Special services in Poland have discovered and removed bugging devices in a room where cabinet ministers were due to meet.

The weekly cabinet meeting normally takes place in the prime minister’s office in Warsaw.

But Tuesday’s session was relocated to the southern city of Katowice because several ministers, including Prime Minister Donald Tusk, were due to attend a major economic conference there.

Poland has seen increased spying activity since it became an international hub for military and humanitarian aid to Ukraine following Russia’s 2022 invasion.

In a separate case this week a judge has sought asylum in neighbouring Belarus, and Mr Tusk said on Tuesday he had access to confidential documents.

“The State Protection Service, in co-operation with the Internal Security Agency, detected and dismantled devices that could be used for eavesdropping,” wrote security services spokesman Jacek Dobrzynski on X. “The services are carrying out further activities in this matter.”

Mr Dobrzynski told the TVN24 broadcaster the devices were found during a routine security sweep of the room. Poland’s Internal Security Agency is now investigating what the devices were, and who could possibly have installed them.

Following the security check, the cabinet meeting went ahead in the building as planned.

A spokeswoman for the Silesia regional authorities, Alicja Waliszewska, told state news agency PAP that the device may have been part of the room’s old communication system that was no longer operational.

The discovery follows news on Monday that a Polish judge is seeking asylum in neighbouring Belarus.

Tomasz Szmydt, a judge at the Voivodship Administrative Court in Warsaw, told a news conference in Minsk his actions were in protest against Poland’s “harmful” policy towards Belarus and Russia that could result in armed conflict between the countries.

Investigators are checking whether the judge had been spying. He was reportedly due to rule next month on cases concerning security clearance for confidential information on Nato, of which Poland is a member.

Commenting on the affair, Polish Foreign Minister Radoslaw Sikorski wrote on X: “A traitor. The only question is since when.”

Mr Szmydt gained notoriety in Poland for his involvement in an online smear campaign that was allegedly run from the justice ministry against judges who opposed the judicial reform introduced by the previous Law and Justice-led government.

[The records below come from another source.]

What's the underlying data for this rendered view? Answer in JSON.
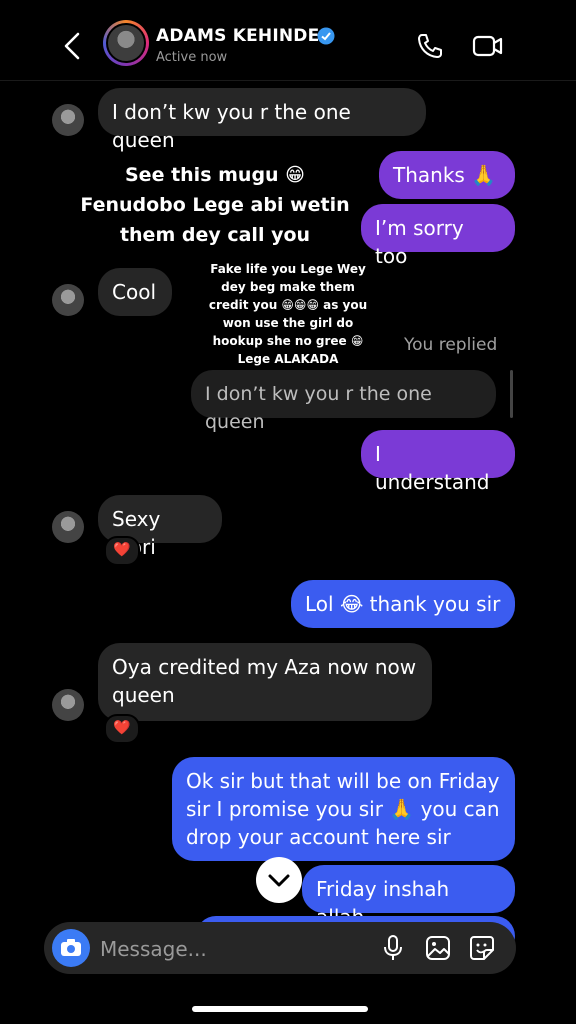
{
  "header": {
    "name": "ADAMS KEHINDE",
    "status": "Active now"
  },
  "messages": {
    "m1": "I don’t kw you r the one queen",
    "m2": "Thanks 🙏",
    "m3": "I’m sorry too",
    "m4": "Cool",
    "quoted": "I don’t kw you r the one queen",
    "replied_label": "You replied",
    "m5": "I understand",
    "m6": "Sexy olori",
    "m7": "Lol 😂 thank you sir",
    "m8": "Oya credited my Aza now now queen",
    "m9": "Ok sir but that will be on Friday sir I promise you sir 🙏 you can drop your account here sir",
    "m10": "Friday inshah allah"
  },
  "reactions": {
    "r1": "❤️",
    "r2": "❤️"
  },
  "overlay": {
    "big": "See this mugu 😁 Fenudobo Lege abi wetin them dey call you",
    "small": "Fake life you Lege Wey dey beg make them credit you 😁😁😁 as you won use the girl do hookup she no gree 😁 Lege ALAKADA"
  },
  "composer": {
    "placeholder": "Message..."
  },
  "colors": {
    "outgoing_purple": "#7b3ad6",
    "outgoing_blue": "#3b5cf0",
    "incoming": "#262626",
    "verified": "#3897f0"
  }
}
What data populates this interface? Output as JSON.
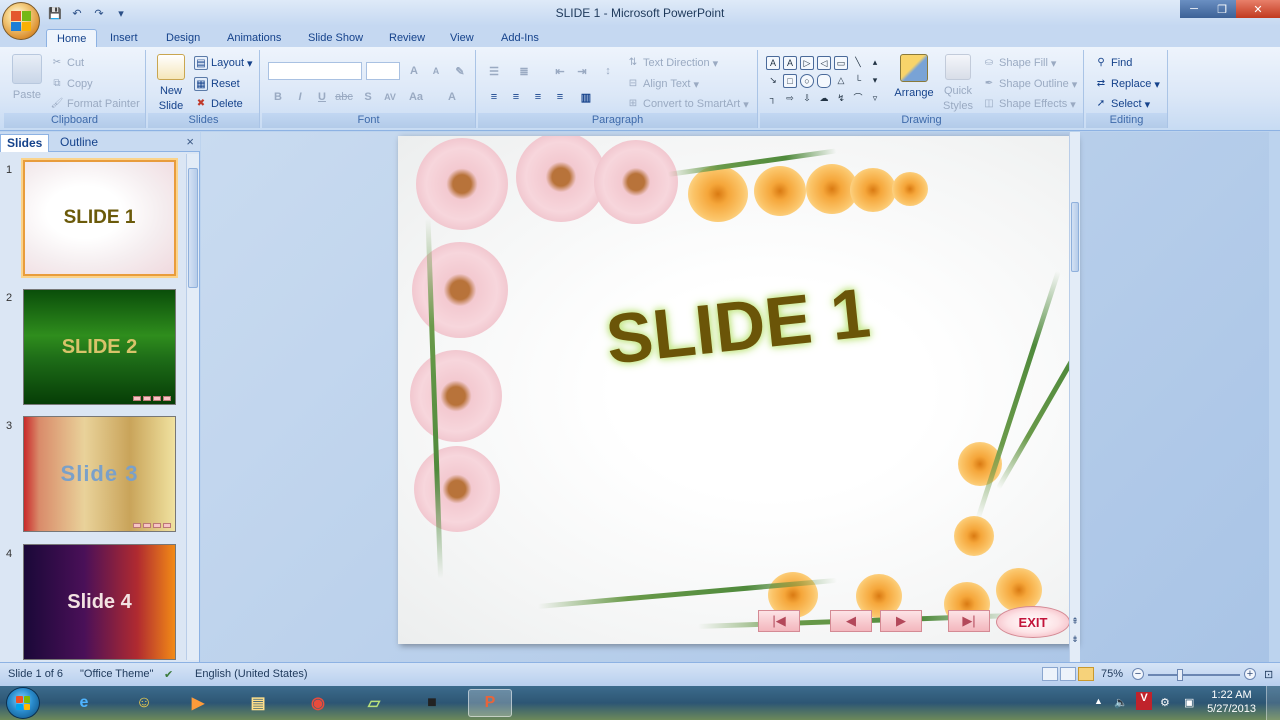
{
  "window": {
    "title": "SLIDE 1 - Microsoft PowerPoint",
    "controls": {
      "minimize": "─",
      "maximize": "❐",
      "close": "✕"
    }
  },
  "quick_access": [
    {
      "name": "save-icon",
      "glyph": "💾"
    },
    {
      "name": "undo-icon",
      "glyph": "↶"
    },
    {
      "name": "redo-icon",
      "glyph": "↷"
    },
    {
      "name": "customize-qat-icon",
      "glyph": "▾"
    }
  ],
  "tabs": [
    "Home",
    "Insert",
    "Design",
    "Animations",
    "Slide Show",
    "Review",
    "View",
    "Add-Ins"
  ],
  "ribbon": {
    "clipboard": {
      "label": "Clipboard",
      "paste": "Paste",
      "cut": "Cut",
      "copy": "Copy",
      "format_painter": "Format Painter"
    },
    "slides": {
      "label": "Slides",
      "new_slide_line1": "New",
      "new_slide_line2": "Slide",
      "layout": "Layout",
      "reset": "Reset",
      "delete": "Delete"
    },
    "font": {
      "label": "Font",
      "bold": "B",
      "italic": "I",
      "underline": "U",
      "strike": "abc",
      "shadow": "S",
      "spacing": "AV",
      "case": "Aa",
      "color": "A",
      "grow": "A",
      "shrink": "A"
    },
    "paragraph": {
      "label": "Paragraph",
      "text_direction": "Text Direction",
      "align_text": "Align Text",
      "convert_smartart": "Convert to SmartArt"
    },
    "drawing": {
      "label": "Drawing",
      "arrange": "Arrange",
      "quick_styles_line1": "Quick",
      "quick_styles_line2": "Styles",
      "shape_fill": "Shape Fill",
      "shape_outline": "Shape Outline",
      "shape_effects": "Shape Effects"
    },
    "editing": {
      "label": "Editing",
      "find": "Find",
      "replace": "Replace",
      "select": "Select"
    }
  },
  "left_panel": {
    "tabs": [
      "Slides",
      "Outline"
    ],
    "close": "×",
    "thumbnails": [
      {
        "num": "1",
        "text": "SLIDE 1"
      },
      {
        "num": "2",
        "text": "SLIDE 2"
      },
      {
        "num": "3",
        "text": "Slide 3"
      },
      {
        "num": "4",
        "text": "Slide 4"
      }
    ]
  },
  "slide": {
    "title": "SLIDE 1",
    "nav": {
      "first": "|◀",
      "prev": "◀",
      "next": "▶",
      "last": "▶|"
    },
    "exit": "EXIT"
  },
  "status": {
    "slide_info": "Slide 1 of 6",
    "theme": "\"Office Theme\"",
    "language": "English (United States)",
    "zoom": "75%",
    "zoom_minus": "−",
    "zoom_plus": "+"
  },
  "taskbar": {
    "time": "1:22 AM",
    "date": "5/27/2013",
    "tray_arrow": "▲",
    "volume": "🔈"
  }
}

Donald Tusk has convened a meeting of the Secret Services College for Wednesday to discuss potential Russian and Belarusian influence in Polish politics in recent years.

“We must be aware that services, in this case Belarusian ones, worked with a person who had direct access to the minister of justice… who had access to various classified documents to which no intelligence service should have had access,” the prime minister told a news conference.

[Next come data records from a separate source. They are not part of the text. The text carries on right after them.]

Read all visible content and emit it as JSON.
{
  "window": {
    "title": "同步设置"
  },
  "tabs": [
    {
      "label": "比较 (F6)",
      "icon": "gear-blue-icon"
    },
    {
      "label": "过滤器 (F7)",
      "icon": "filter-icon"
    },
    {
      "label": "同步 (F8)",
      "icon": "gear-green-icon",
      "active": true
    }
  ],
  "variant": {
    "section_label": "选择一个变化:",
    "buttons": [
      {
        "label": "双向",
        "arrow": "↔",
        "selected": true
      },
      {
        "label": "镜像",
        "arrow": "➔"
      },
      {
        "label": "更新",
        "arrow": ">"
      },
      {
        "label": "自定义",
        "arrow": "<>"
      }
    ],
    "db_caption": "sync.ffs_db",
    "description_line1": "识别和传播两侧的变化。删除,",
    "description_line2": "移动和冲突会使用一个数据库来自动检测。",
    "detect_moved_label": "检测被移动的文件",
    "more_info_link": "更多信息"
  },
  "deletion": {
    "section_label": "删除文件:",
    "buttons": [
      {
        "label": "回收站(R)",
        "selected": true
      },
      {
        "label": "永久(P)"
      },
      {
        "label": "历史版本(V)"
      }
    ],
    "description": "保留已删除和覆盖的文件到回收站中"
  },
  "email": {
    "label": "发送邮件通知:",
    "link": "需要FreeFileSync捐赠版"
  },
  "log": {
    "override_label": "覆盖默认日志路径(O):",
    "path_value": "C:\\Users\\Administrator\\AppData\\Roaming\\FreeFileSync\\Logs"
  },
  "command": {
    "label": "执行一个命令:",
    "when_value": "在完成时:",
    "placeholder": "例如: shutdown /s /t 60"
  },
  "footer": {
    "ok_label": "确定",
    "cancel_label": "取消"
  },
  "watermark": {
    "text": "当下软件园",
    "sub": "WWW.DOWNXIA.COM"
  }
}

Former Justice Minister Zbigniew Ziobro has denied ever meeting the judge.

Mr Tusk added that “the fact that judge Szmydt’s relationship with the Belarusians has a long history… must raise our greatest concern”.

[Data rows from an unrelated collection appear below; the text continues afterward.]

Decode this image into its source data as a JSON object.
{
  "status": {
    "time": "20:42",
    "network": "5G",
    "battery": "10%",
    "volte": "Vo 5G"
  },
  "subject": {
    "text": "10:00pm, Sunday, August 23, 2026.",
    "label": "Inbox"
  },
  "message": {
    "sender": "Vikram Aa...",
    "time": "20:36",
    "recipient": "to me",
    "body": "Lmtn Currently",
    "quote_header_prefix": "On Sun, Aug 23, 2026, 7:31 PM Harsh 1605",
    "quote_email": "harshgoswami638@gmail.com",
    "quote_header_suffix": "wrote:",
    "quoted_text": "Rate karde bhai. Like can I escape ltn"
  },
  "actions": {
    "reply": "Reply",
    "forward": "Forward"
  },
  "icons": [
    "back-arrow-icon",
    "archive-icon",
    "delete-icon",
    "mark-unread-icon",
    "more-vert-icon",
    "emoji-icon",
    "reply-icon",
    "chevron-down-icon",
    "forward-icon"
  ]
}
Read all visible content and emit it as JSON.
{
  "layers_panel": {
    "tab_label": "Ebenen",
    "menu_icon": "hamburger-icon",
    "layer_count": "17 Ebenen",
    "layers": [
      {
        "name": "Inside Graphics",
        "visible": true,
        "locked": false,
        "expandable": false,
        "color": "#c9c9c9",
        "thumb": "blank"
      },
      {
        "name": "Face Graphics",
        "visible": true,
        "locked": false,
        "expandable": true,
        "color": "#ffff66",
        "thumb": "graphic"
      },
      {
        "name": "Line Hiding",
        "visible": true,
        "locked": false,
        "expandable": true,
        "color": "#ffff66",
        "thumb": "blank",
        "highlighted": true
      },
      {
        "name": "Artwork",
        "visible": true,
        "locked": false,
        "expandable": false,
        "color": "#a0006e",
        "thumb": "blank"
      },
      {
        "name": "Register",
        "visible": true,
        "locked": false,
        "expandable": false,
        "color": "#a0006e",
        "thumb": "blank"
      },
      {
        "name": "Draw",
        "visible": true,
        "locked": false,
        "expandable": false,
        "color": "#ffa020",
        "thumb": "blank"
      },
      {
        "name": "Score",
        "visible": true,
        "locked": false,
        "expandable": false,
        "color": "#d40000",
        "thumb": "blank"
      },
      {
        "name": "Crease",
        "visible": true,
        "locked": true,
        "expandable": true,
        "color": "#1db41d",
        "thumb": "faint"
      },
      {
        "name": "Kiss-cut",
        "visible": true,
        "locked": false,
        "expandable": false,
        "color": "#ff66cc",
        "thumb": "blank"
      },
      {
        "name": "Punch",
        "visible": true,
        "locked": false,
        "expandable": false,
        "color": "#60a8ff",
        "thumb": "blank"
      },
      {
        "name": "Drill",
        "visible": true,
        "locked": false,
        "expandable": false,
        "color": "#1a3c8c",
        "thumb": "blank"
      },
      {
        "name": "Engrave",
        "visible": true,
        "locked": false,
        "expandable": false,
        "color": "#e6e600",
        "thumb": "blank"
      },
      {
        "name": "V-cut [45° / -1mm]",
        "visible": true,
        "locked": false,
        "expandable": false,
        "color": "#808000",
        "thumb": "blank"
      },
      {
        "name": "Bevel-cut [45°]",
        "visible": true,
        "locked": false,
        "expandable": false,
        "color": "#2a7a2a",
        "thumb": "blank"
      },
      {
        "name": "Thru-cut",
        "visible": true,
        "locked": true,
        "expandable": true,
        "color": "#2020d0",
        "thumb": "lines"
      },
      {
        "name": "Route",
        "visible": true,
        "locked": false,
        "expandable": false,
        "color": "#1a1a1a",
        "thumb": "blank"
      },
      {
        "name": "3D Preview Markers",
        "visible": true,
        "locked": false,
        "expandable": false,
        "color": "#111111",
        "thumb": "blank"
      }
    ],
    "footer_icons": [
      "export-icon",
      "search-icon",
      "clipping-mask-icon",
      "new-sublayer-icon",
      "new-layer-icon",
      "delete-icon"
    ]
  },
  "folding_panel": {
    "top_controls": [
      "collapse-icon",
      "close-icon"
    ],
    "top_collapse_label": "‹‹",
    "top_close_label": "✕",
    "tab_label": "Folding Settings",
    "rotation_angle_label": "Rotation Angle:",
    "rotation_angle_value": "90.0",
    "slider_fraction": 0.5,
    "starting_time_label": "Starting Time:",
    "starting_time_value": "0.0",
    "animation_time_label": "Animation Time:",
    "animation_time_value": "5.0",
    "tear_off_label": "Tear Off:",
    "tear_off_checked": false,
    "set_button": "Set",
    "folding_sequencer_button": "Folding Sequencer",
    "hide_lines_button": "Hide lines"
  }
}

Last year, the Polish authorities charged several members of an alleged Russian spy network who were tasked with preparing sabotage acts to paralyse the supply of weapons and aid to Ukraine.

Cameras were discovered near the Rzeszow-Jasionka airport near the Ukrainian border that serves as a logistics hub and is protected by American troops and Patriot missile batteries.__BBC.com